TASK DESCRIPTION: Copy all the lines of the listing below exactly. Skip the images.

══════════

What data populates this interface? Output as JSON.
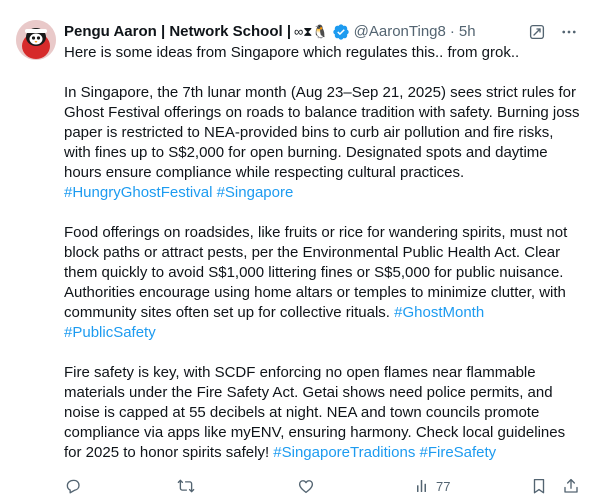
{
  "author": {
    "display_name": "Pengu Aaron | Network School |",
    "name_emojis": "∞⧗🐧",
    "handle": "@AaronTing8",
    "separator": "·",
    "time": "5h"
  },
  "tweet": {
    "intro": "Here is some ideas from Singapore which regulates this.. from grok..",
    "p1": "In Singapore, the 7th lunar month (Aug 23–Sep 21, 2025) sees strict rules for Ghost Festival offerings on roads to balance tradition with safety. Burning joss paper is restricted to NEA-provided bins to curb air pollution and fire risks, with fines up to S$2,000 for open burning. Designated spots and daytime hours ensure compliance while respecting cultural practices.",
    "p1_tags": [
      "#HungryGhostFestival",
      "#Singapore"
    ],
    "p2": "Food offerings on roadsides, like fruits or rice for wandering spirits, must not block paths or attract pests, per the Environmental Public Health Act. Clear them quickly to avoid S$1,000 littering fines or S$5,000 for public nuisance. Authorities encourage using home altars or temples to minimize clutter, with community sites often set up for collective rituals.",
    "p2_tags": [
      "#GhostMonth",
      "#PublicSafety"
    ],
    "p3": "Fire safety is key, with SCDF enforcing no open flames near flammable materials under the Fire Safety Act. Getai shows need police permits, and noise is capped at 55 decibels at night. NEA and town councils promote compliance via apps like myENV, ensuring harmony. Check local guidelines for 2025 to honor spirits safely!",
    "p3_tags": [
      "#SingaporeTraditions",
      "#FireSafety"
    ]
  },
  "actions": {
    "views_count": "77"
  },
  "colors": {
    "text": "#0f1419",
    "secondary": "#536471",
    "link": "#1d9bf0",
    "verified": "#1d9bf0"
  },
  "icons": [
    "grok-icon",
    "more-icon",
    "reply-icon",
    "retweet-icon",
    "like-icon",
    "views-icon",
    "bookmark-icon",
    "share-icon",
    "verified-badge-icon"
  ]
}
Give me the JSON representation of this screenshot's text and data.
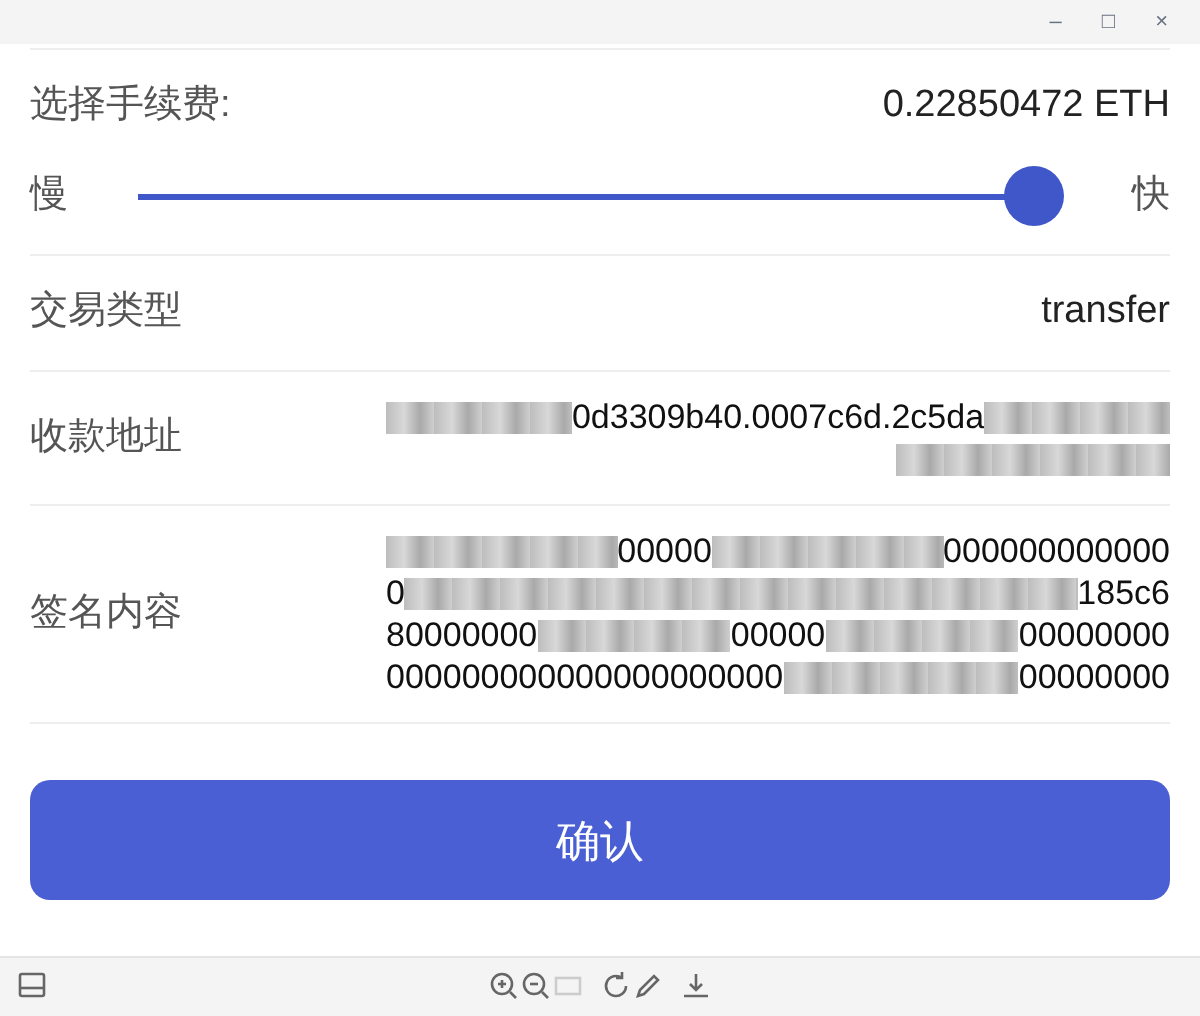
{
  "window": {
    "controls": [
      "–",
      "□",
      "×"
    ]
  },
  "fee": {
    "label": "选择手续费:",
    "value": "0.22850472 ETH",
    "slow": "慢",
    "fast": "快",
    "level": 0.97
  },
  "rows": [
    {
      "kind": "text",
      "label": "交易类型",
      "value": "transfer"
    },
    {
      "kind": "segments",
      "label": "收款地址",
      "lines": [
        [
          {
            "kind": "redacted"
          },
          {
            "kind": "text",
            "text": "0d3309b40.0007c6d.2c5da"
          },
          {
            "kind": "redacted"
          }
        ],
        [
          {
            "kind": "redacted"
          }
        ]
      ]
    },
    {
      "kind": "segments",
      "label": "签名内容",
      "lines": [
        [
          {
            "kind": "redacted"
          },
          {
            "kind": "text",
            "text": "00000"
          },
          {
            "kind": "redacted"
          },
          {
            "kind": "text",
            "text": "000000000000"
          }
        ],
        [
          {
            "kind": "text",
            "text": "0"
          },
          {
            "kind": "redacted"
          },
          {
            "kind": "text",
            "text": "185c6"
          }
        ],
        [
          {
            "kind": "text",
            "text": "80000000"
          },
          {
            "kind": "redacted"
          },
          {
            "kind": "text",
            "text": "00000"
          },
          {
            "kind": "redacted"
          },
          {
            "kind": "text",
            "text": "00000000"
          }
        ],
        [
          {
            "kind": "text",
            "text": "000000000000000000000"
          },
          {
            "kind": "redacted"
          },
          {
            "kind": "text",
            "text": "00000000"
          }
        ]
      ]
    }
  ],
  "confirm": "确认"
}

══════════

OUTPUT FOR THIS EXERCISE:
What data populates this interface? Output as JSON.
{
  "author": {
    "display_name": "Pengu Aaron | Network School |",
    "name_emojis": "∞⧗🐧",
    "handle": "@AaronTing8",
    "separator": "·",
    "time": "5h"
  },
  "tweet": {
    "intro": "Here is some ideas from Singapore which regulates this.. from grok..",
    "p1": "In Singapore, the 7th lunar month (Aug 23–Sep 21, 2025) sees strict rules for Ghost Festival offerings on roads to balance tradition with safety. Burning joss paper is restricted to NEA-provided bins to curb air pollution and fire risks, with fines up to S$2,000 for open burning. Designated spots and daytime hours ensure compliance while respecting cultural practices.",
    "p1_tags": [
      "#HungryGhostFestival",
      "#Singapore"
    ],
    "p2": "Food offerings on roadsides, like fruits or rice for wandering spirits, must not block paths or attract pests, per the Environmental Public Health Act. Clear them quickly to avoid S$1,000 littering fines or S$5,000 for public nuisance. Authorities encourage using home altars or temples to minimize clutter, with community sites often set up for collective rituals.",
    "p2_tags": [
      "#GhostMonth",
      "#PublicSafety"
    ],
    "p3": "Fire safety is key, with SCDF enforcing no open flames near flammable materials under the Fire Safety Act. Getai shows need police permits, and noise is capped at 55 decibels at night. NEA and town councils promote compliance via apps like myENV, ensuring harmony. Check local guidelines for 2025 to honor spirits safely!",
    "p3_tags": [
      "#SingaporeTraditions",
      "#FireSafety"
    ]
  },
  "actions": {
    "views_count": "77"
  },
  "colors": {
    "text": "#0f1419",
    "secondary": "#536471",
    "link": "#1d9bf0",
    "verified": "#1d9bf0"
  },
  "icons": [
    "grok-icon",
    "more-icon",
    "reply-icon",
    "retweet-icon",
    "like-icon",
    "views-icon",
    "bookmark-icon",
    "share-icon",
    "verified-badge-icon"
  ]
}
Give me the JSON representation of this screenshot's text and data.
{
  "window": {
    "controls": [
      "–",
      "□",
      "×"
    ]
  },
  "fee": {
    "label": "选择手续费:",
    "value": "0.22850472 ETH",
    "slow": "慢",
    "fast": "快",
    "level": 0.97
  },
  "rows": [
    {
      "kind": "text",
      "label": "交易类型",
      "value": "transfer"
    },
    {
      "kind": "segments",
      "label": "收款地址",
      "lines": [
        [
          {
            "kind": "redacted"
          },
          {
            "kind": "text",
            "text": "0d3309b40.0007c6d.2c5da"
          },
          {
            "kind": "redacted"
          }
        ],
        [
          {
            "kind": "redacted"
          }
        ]
      ]
    },
    {
      "kind": "segments",
      "label": "签名内容",
      "lines": [
        [
          {
            "kind": "redacted"
          },
          {
            "kind": "text",
            "text": "00000"
          },
          {
            "kind": "redacted"
          },
          {
            "kind": "text",
            "text": "000000000000"
          }
        ],
        [
          {
            "kind": "text",
            "text": "0"
          },
          {
            "kind": "redacted"
          },
          {
            "kind": "text",
            "text": "185c6"
          }
        ],
        [
          {
            "kind": "text",
            "text": "80000000"
          },
          {
            "kind": "redacted"
          },
          {
            "kind": "text",
            "text": "00000"
          },
          {
            "kind": "redacted"
          },
          {
            "kind": "text",
            "text": "00000000"
          }
        ],
        [
          {
            "kind": "text",
            "text": "000000000000000000000"
          },
          {
            "kind": "redacted"
          },
          {
            "kind": "text",
            "text": "00000000"
          }
        ]
      ]
    }
  ],
  "confirm": "确认"
}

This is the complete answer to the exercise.